Author + information
- Received October 16, 1987
- Revision received January 4, 1989
- Accepted January 13, 1989
- Published online July 1, 1989.
- Marcus A. Dewood, MD∗,
- Robert N. Notske, MD FACC,
- Ralph Berg Jr., MD FACC,
- John H. Ganji, MD FACC,
- Carroll S. Simpson, MD FACC,
- Michael L. Hinnen, MD FACC,
- Samuel L. Selinger, MD FACC and
- Lloyd D. Fisher, PhD FACC
- ↵∗Address for reprints: Marcus A. DeWood, MD, Division of Cardiology, Deaconess Medical Center, 800 West Fifth Avenue, Spokane, Washington 99204
To define the outcome of patients given medical or surgical therapy for Q wave myocardial infarction, 387 patients were followed up for 10 to 13 years (mean 11.4). On study entry the groups had similar distributions for variables such as mean age, gender, previous myocardial infarction, abnormal creatine kinase activity, area of infarction, number of vessels diseased and clinical classification. The hospital mortality rate of the medical versus surgical group was 11.5% (23 of 200) versus 5.8% (11 of 187) (p = 0.07). Early reperfusion (that is, ≤6 h) resulted in a lower mortality rate than did medical therapy—2% (2 of 100) versus 11.5% (23 of 200) (p < 0.05)—whereas the hospital mortality rate with late reperfusion was 10.3% (9 of 87). The long-term mortality rate of the medical and surgical groups was 41% (82 of 200) versus 27% (51 of 187) (p = 0.0007) with use of an adjusted Cox proportional hazards model.

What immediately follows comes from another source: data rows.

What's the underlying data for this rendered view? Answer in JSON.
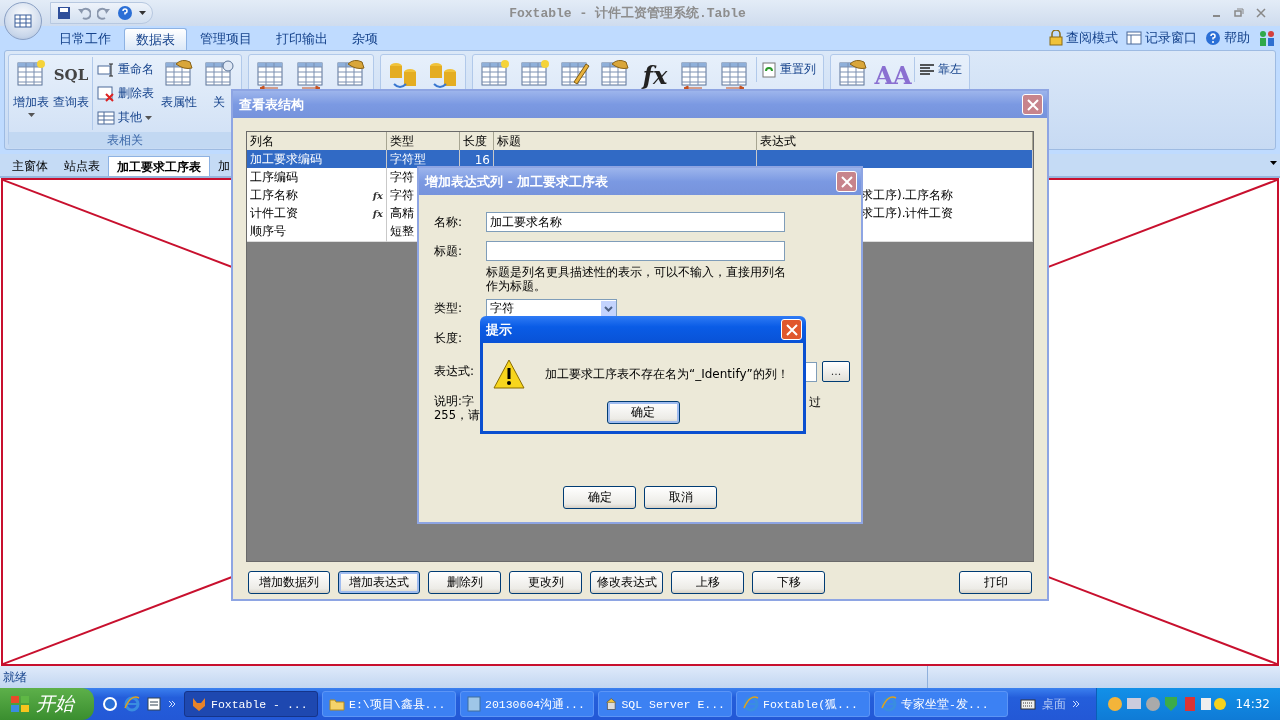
{
  "window": {
    "title": "Foxtable - 计件工资管理系统.Table"
  },
  "menu_tabs": [
    {
      "label": "日常工作",
      "selected": false
    },
    {
      "label": "数据表",
      "selected": true
    },
    {
      "label": "管理项目",
      "selected": false
    },
    {
      "label": "打印输出",
      "selected": false
    },
    {
      "label": "杂项",
      "selected": false
    }
  ],
  "header_links": [
    {
      "kind": "lock",
      "label": "查阅模式"
    },
    {
      "kind": "window",
      "label": "记录窗口"
    },
    {
      "kind": "help",
      "label": "帮助"
    }
  ],
  "ribbon": {
    "groups": [
      {
        "label": "表相关",
        "items": [
          {
            "kind": "tablestar",
            "label": "增加表",
            "dropdown": true
          },
          {
            "kind": "glyph",
            "glyph": "SQL",
            "label": "查询表"
          },
          {
            "kind": "stack",
            "items": [
              {
                "kind": "rename",
                "label": "重命名"
              },
              {
                "kind": "tabledelete",
                "label": "删除表"
              },
              {
                "kind": "table",
                "label": "其他",
                "dropdown": true
              }
            ]
          },
          {
            "kind": "dochand",
            "label": "表属性"
          },
          {
            "kind": "relation",
            "label": "关"
          }
        ]
      },
      {
        "items": [
          {
            "kind": "tableleft"
          },
          {
            "kind": "tableright"
          },
          {
            "kind": "tablehand"
          }
        ]
      },
      {
        "items": [
          {
            "kind": "dbup"
          },
          {
            "kind": "dbtable"
          }
        ]
      },
      {
        "items": [
          {
            "kind": "colstar"
          },
          {
            "kind": "colstar"
          },
          {
            "kind": "coledit"
          },
          {
            "kind": "dochand"
          },
          {
            "kind": "glyph",
            "glyph": "fx"
          },
          {
            "kind": "tableleft"
          },
          {
            "kind": "tableright"
          },
          {
            "kind": "stack",
            "items": [
              {
                "kind": "refresh",
                "label": "重置列"
              }
            ]
          }
        ]
      },
      {
        "items": [
          {
            "kind": "calendarhand"
          },
          {
            "kind": "glyph",
            "glyph": "AA"
          },
          {
            "kind": "stack",
            "items": [
              {
                "kind": "alignleft",
                "label": "靠左"
              }
            ]
          }
        ]
      }
    ]
  },
  "doc_tabs": [
    {
      "label": "主窗体",
      "selected": false
    },
    {
      "label": "站点表",
      "selected": false
    },
    {
      "label": "加工要求工序表",
      "selected": true
    },
    {
      "label": "加",
      "selected": false
    }
  ],
  "structure_dialog": {
    "title": "查看表结构",
    "columns": [
      "列名",
      "类型",
      "长度",
      "标题",
      "表达式"
    ],
    "rows": [
      {
        "cells": [
          "加工要求编码",
          "字符型",
          "16",
          "",
          ""
        ],
        "selected": true
      },
      {
        "cells": [
          "工序编码",
          "字符",
          "",
          "",
          ""
        ],
        "selected": false
      },
      {
        "cells": [
          "工序名称",
          "字符",
          "",
          "",
          "求工序).工序名称"
        ],
        "formula": "fx",
        "selected": false
      },
      {
        "cells": [
          "计件工资",
          "高精",
          "",
          "",
          "求工序).计件工资"
        ],
        "formula": "fx",
        "selected": false
      },
      {
        "cells": [
          "顺序号",
          "短整",
          "",
          "",
          ""
        ],
        "selected": false
      }
    ],
    "buttons": [
      {
        "label": "增加数据列",
        "focused": false
      },
      {
        "label": "增加表达式",
        "focused": true
      },
      {
        "label": "删除列",
        "focused": false
      },
      {
        "label": "更改列",
        "focused": false
      },
      {
        "label": "修改表达式",
        "focused": false
      },
      {
        "label": "上移",
        "focused": false
      },
      {
        "label": "下移",
        "focused": false
      }
    ],
    "print_button": "打印"
  },
  "expression_dialog": {
    "title": "增加表达式列 - 加工要求工序表",
    "name": {
      "label": "名称:",
      "value": "加工要求名称"
    },
    "caption": {
      "label": "标题:"
    },
    "hint": "标题是列名更具描述性的表示，可以不输入，直接用列名作为标题。",
    "type": {
      "label": "类型:",
      "value": "字符"
    },
    "length": {
      "label": "长度:"
    },
    "expression": {
      "label": "表达式:",
      "button": "..."
    },
    "note_left": [
      "说明:字",
      "255，请"
    ],
    "note_right": "过",
    "buttons": [
      "确定",
      "取消"
    ]
  },
  "alert": {
    "title": "提示",
    "message": "加工要求工序表不存在名为“_Identify”的列！",
    "button": "确定"
  },
  "status_bar": {
    "text": "就绪"
  },
  "taskbar": {
    "start": "开始",
    "tasks": [
      {
        "kind": "fox",
        "label": "Foxtable - ...",
        "selected": true
      },
      {
        "kind": "folder",
        "label": "E:\\项目\\鑫县...",
        "selected": false
      },
      {
        "kind": "doc",
        "label": "20130604沟通...",
        "selected": false
      },
      {
        "kind": "tool",
        "label": "SQL Server E...",
        "selected": false
      },
      {
        "kind": "ie",
        "label": "Foxtable(狐...",
        "selected": false
      },
      {
        "kind": "ie",
        "label": "专家坐堂-发...",
        "selected": false
      }
    ],
    "desktop": "桌面",
    "clock": "14:32"
  }
}
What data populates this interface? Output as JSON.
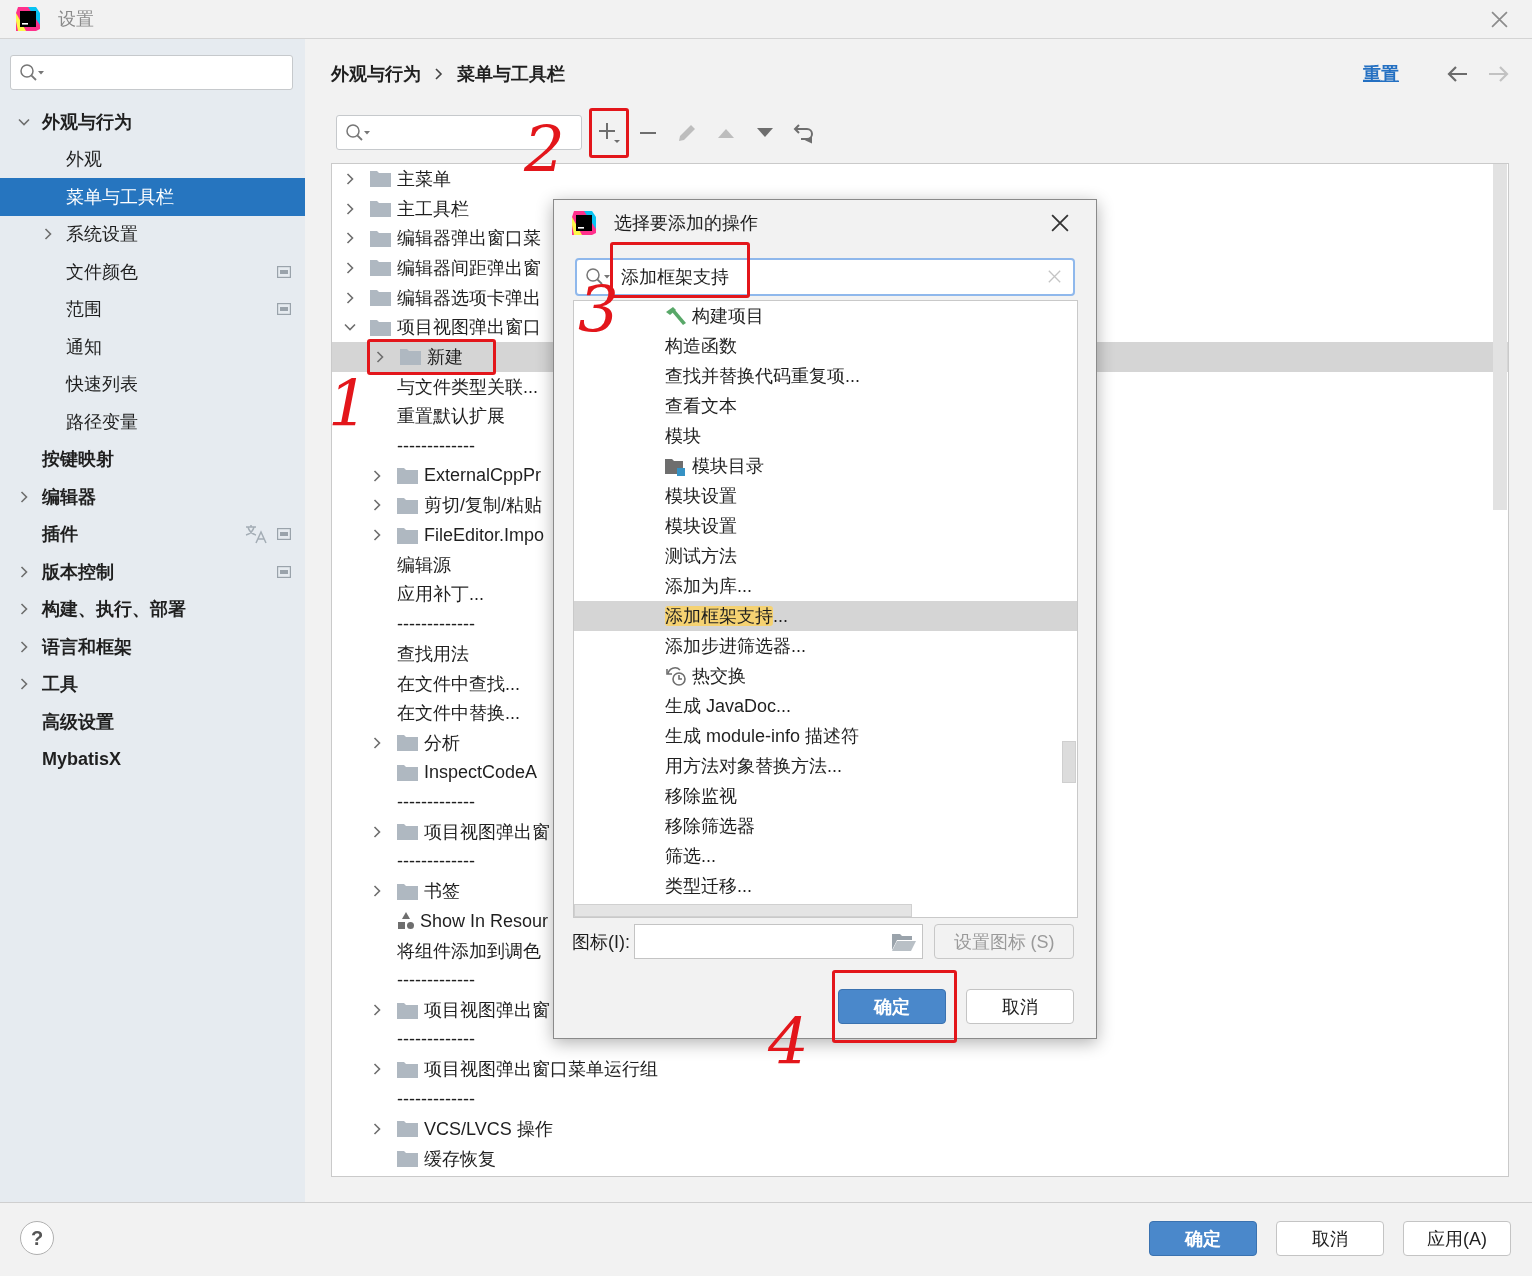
{
  "window": {
    "title": "设置"
  },
  "sidebar": {
    "items": [
      {
        "label": "外观与行为",
        "expanded": true,
        "selected": false,
        "project_scope": false,
        "translatable": false,
        "children": [
          {
            "label": "外观",
            "selected": false,
            "project_scope": false,
            "translatable": false
          },
          {
            "label": "菜单与工具栏",
            "selected": true,
            "project_scope": false,
            "translatable": false
          },
          {
            "label": "系统设置",
            "expanded": false,
            "selected": false,
            "project_scope": false,
            "translatable": false
          },
          {
            "label": "文件颜色",
            "selected": false,
            "project_scope": true,
            "translatable": false
          },
          {
            "label": "范围",
            "selected": false,
            "project_scope": true,
            "translatable": false
          },
          {
            "label": "通知",
            "selected": false,
            "project_scope": false,
            "translatable": false
          },
          {
            "label": "快速列表",
            "selected": false,
            "project_scope": false,
            "translatable": false
          },
          {
            "label": "路径变量",
            "selected": false,
            "project_scope": false,
            "translatable": false
          }
        ]
      },
      {
        "label": "按键映射",
        "selected": false,
        "project_scope": false,
        "translatable": false
      },
      {
        "label": "编辑器",
        "expanded": false,
        "selected": false,
        "project_scope": false,
        "translatable": false
      },
      {
        "label": "插件",
        "selected": false,
        "project_scope": true,
        "translatable": true
      },
      {
        "label": "版本控制",
        "expanded": false,
        "selected": false,
        "project_scope": true,
        "translatable": false
      },
      {
        "label": "构建、执行、部署",
        "expanded": false,
        "selected": false,
        "project_scope": false,
        "translatable": false
      },
      {
        "label": "语言和框架",
        "expanded": false,
        "selected": false,
        "project_scope": false,
        "translatable": false
      },
      {
        "label": "工具",
        "expanded": false,
        "selected": false,
        "project_scope": false,
        "translatable": false
      },
      {
        "label": "高级设置",
        "selected": false,
        "project_scope": false,
        "translatable": false
      },
      {
        "label": "MybatisX",
        "selected": false,
        "project_scope": false,
        "translatable": false
      }
    ]
  },
  "breadcrumb": [
    "外观与行为",
    "菜单与工具栏"
  ],
  "reset_link": "重置",
  "nav": [
    {
      "kind": "back",
      "disabled": false
    },
    {
      "kind": "forward",
      "disabled": true
    }
  ],
  "toolbar": {
    "buttons": [
      {
        "kind": "add",
        "disabled": false,
        "annotated": true
      },
      {
        "kind": "remove",
        "disabled": false,
        "annotated": false
      },
      {
        "kind": "edit",
        "disabled": true,
        "annotated": false
      },
      {
        "kind": "move-up",
        "disabled": true,
        "annotated": false
      },
      {
        "kind": "move-down",
        "disabled": false,
        "annotated": false
      },
      {
        "kind": "restore",
        "disabled": false,
        "annotated": false
      }
    ]
  },
  "action_tree": {
    "items": [
      {
        "kind": "folder",
        "label": "主菜单",
        "expanded": false,
        "selected": false,
        "annotated": false
      },
      {
        "kind": "folder",
        "label": "主工具栏",
        "expanded": false,
        "selected": false,
        "annotated": false
      },
      {
        "kind": "folder",
        "label": "编辑器弹出窗口菜",
        "expanded": false,
        "selected": false,
        "annotated": false
      },
      {
        "kind": "folder",
        "label": "编辑器间距弹出窗",
        "expanded": false,
        "selected": false,
        "annotated": false
      },
      {
        "kind": "folder",
        "label": "编辑器选项卡弹出",
        "expanded": false,
        "selected": false,
        "annotated": false
      },
      {
        "kind": "folder",
        "label": "项目视图弹出窗口",
        "expanded": true,
        "selected": false,
        "annotated": false,
        "children": [
          {
            "kind": "folder",
            "label": "新建",
            "expanded": false,
            "selected": true,
            "annotated": true
          },
          {
            "kind": "action",
            "label": "与文件类型关联...",
            "selected": false,
            "annotated": false
          },
          {
            "kind": "action",
            "label": "重置默认扩展",
            "selected": false,
            "annotated": false
          },
          {
            "kind": "separator",
            "label": "-------------",
            "selected": false,
            "annotated": false
          },
          {
            "kind": "folder",
            "label": "ExternalCppPr",
            "expanded": false,
            "selected": false,
            "annotated": false
          },
          {
            "kind": "folder",
            "label": "剪切/复制/粘贴",
            "expanded": false,
            "selected": false,
            "annotated": false
          },
          {
            "kind": "folder",
            "label": "FileEditor.Impo",
            "expanded": false,
            "selected": false,
            "annotated": false
          },
          {
            "kind": "action",
            "label": "编辑源",
            "selected": false,
            "annotated": false
          },
          {
            "kind": "action",
            "label": "应用补丁...",
            "selected": false,
            "annotated": false
          },
          {
            "kind": "separator",
            "label": "-------------",
            "selected": false,
            "annotated": false
          },
          {
            "kind": "action",
            "label": "查找用法",
            "selected": false,
            "annotated": false
          },
          {
            "kind": "action",
            "label": "在文件中查找...",
            "selected": false,
            "annotated": false
          },
          {
            "kind": "action",
            "label": "在文件中替换...",
            "selected": false,
            "annotated": false
          },
          {
            "kind": "folder",
            "label": "分析",
            "expanded": false,
            "selected": false,
            "annotated": false
          },
          {
            "kind": "folder",
            "label": "InspectCodeA",
            "selected": false,
            "annotated": false
          },
          {
            "kind": "separator",
            "label": "-------------",
            "selected": false,
            "annotated": false
          },
          {
            "kind": "folder",
            "label": "项目视图弹出窗",
            "expanded": false,
            "selected": false,
            "annotated": false
          },
          {
            "kind": "separator",
            "label": "-------------",
            "selected": false,
            "annotated": false
          },
          {
            "kind": "folder",
            "label": "书签",
            "expanded": false,
            "selected": false,
            "annotated": false
          },
          {
            "kind": "resource",
            "label": "Show In Resour",
            "selected": false,
            "annotated": false
          },
          {
            "kind": "action",
            "label": "将组件添加到调色",
            "selected": false,
            "annotated": false
          },
          {
            "kind": "separator",
            "label": "-------------",
            "selected": false,
            "annotated": false
          },
          {
            "kind": "folder",
            "label": "项目视图弹出窗",
            "expanded": false,
            "selected": false,
            "annotated": false
          },
          {
            "kind": "separator",
            "label": "-------------",
            "selected": false,
            "annotated": false
          },
          {
            "kind": "folder",
            "label": "项目视图弹出窗口菜单运行组",
            "expanded": false,
            "selected": false,
            "annotated": false
          },
          {
            "kind": "separator",
            "label": "-------------",
            "selected": false,
            "annotated": false
          },
          {
            "kind": "folder",
            "label": "VCS/LVCS 操作",
            "expanded": false,
            "selected": false,
            "annotated": false
          },
          {
            "kind": "folder",
            "label": "缓存恢复",
            "selected": false,
            "annotated": false
          }
        ]
      }
    ]
  },
  "dialog": {
    "title": "选择要添加的操作",
    "search": {
      "value": "添加框架支持",
      "annotated": true
    },
    "items": [
      {
        "kind": "hammer",
        "label": "构建项目",
        "selected": false
      },
      {
        "kind": "text",
        "label": "构造函数",
        "selected": false
      },
      {
        "kind": "text",
        "label": "查找并替换代码重复项...",
        "selected": false
      },
      {
        "kind": "text",
        "label": "查看文本",
        "selected": false
      },
      {
        "kind": "text",
        "label": "模块",
        "selected": false
      },
      {
        "kind": "module-folder",
        "label": "模块目录",
        "selected": false
      },
      {
        "kind": "text",
        "label": "模块设置",
        "selected": false
      },
      {
        "kind": "text",
        "label": "模块设置",
        "selected": false
      },
      {
        "kind": "text",
        "label": "测试方法",
        "selected": false
      },
      {
        "kind": "text",
        "label": "添加为库...",
        "selected": false
      },
      {
        "kind": "text",
        "match": "添加框架支持",
        "label": "...",
        "selected": true
      },
      {
        "kind": "text",
        "label": "添加步进筛选器...",
        "selected": false
      },
      {
        "kind": "hotswap",
        "label": "热交换",
        "selected": false
      },
      {
        "kind": "text",
        "label": "生成 JavaDoc...",
        "selected": false
      },
      {
        "kind": "text",
        "label": "生成 module-info 描述符",
        "selected": false
      },
      {
        "kind": "text",
        "label": "用方法对象替换方法...",
        "selected": false
      },
      {
        "kind": "text",
        "label": "移除监视",
        "selected": false
      },
      {
        "kind": "text",
        "label": "移除筛选器",
        "selected": false
      },
      {
        "kind": "text",
        "label": "筛选...",
        "selected": false
      },
      {
        "kind": "text",
        "label": "类型迁移...",
        "selected": false
      }
    ],
    "icon_field": {
      "label": "图标(I):"
    },
    "set_icon_button": {
      "label": "设置图标 (S)",
      "disabled": true
    },
    "buttons": [
      {
        "label": "确定",
        "kind": "primary",
        "annotated": true
      },
      {
        "label": "取消",
        "kind": "secondary",
        "annotated": false
      }
    ]
  },
  "footer": {
    "help": "?",
    "buttons": [
      {
        "label": "确定",
        "kind": "primary"
      },
      {
        "label": "取消",
        "kind": "secondary"
      },
      {
        "label": "应用(A)",
        "kind": "secondary"
      }
    ]
  },
  "annotations": [
    "1",
    "2",
    "3",
    "4"
  ]
}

In the survivors, the differences between medical and surgical groups in recurrent myocardial infarction, mortality associated with reinfarction and sudden death were prospectively followed and evaluated by the life table method. Recurrent myocardial infarction was not pre vented by surgical reperfusion or medical therapy (23% in both groups), however, the mortality rate in patients with recurrent infarction was higher in the medical therapy group—36.6% (15 of 41) versus 17.5% (7 of 40) (p = 0.04). The mortality difference did not depend on early or late surgical reperfusion. In the in-hospital survivors, the incidence of sudden death was 17.5% in the medical (31 of 177) versus 7.4% (13 of 176) in the surgical group (p = 0.01). This difference was much more pronounced in the early reperfusion group. Functional class was significantly lower than that for medical therapy in the early reperfusion but not the late reperfusion group.
Thus, in comparable groups given medical and surgical therapy for acute myocardial infarction and followed up for ≥10 years, surgical reperfusion appears to offer improved longevity in selected cases (when implemented early) but does not prevent recurrent myocardial infarction. The associated mortality with recurrent myocardial infarction is less as is the incidence of sudden death. Finally, lower functional class occurs most often in patients given early reperfusion.
☆ This study was supported in part by the Sacred Heart Medical Center Foundation, Spokane, Washington; Deaconess Medical Center Foundation, Spokane; The Spokane Eagles Lodge. Spokane and the Inland Empire Heart Research Foundation. Spokane. This work was presented in part at the 34th Annual Scientific Sessions of the American College of Cardiology, Anaheim, California, March 1985
- Received October 16, 1987.
- Revision received January 4, 1989.
- Accepted January 13, 1989.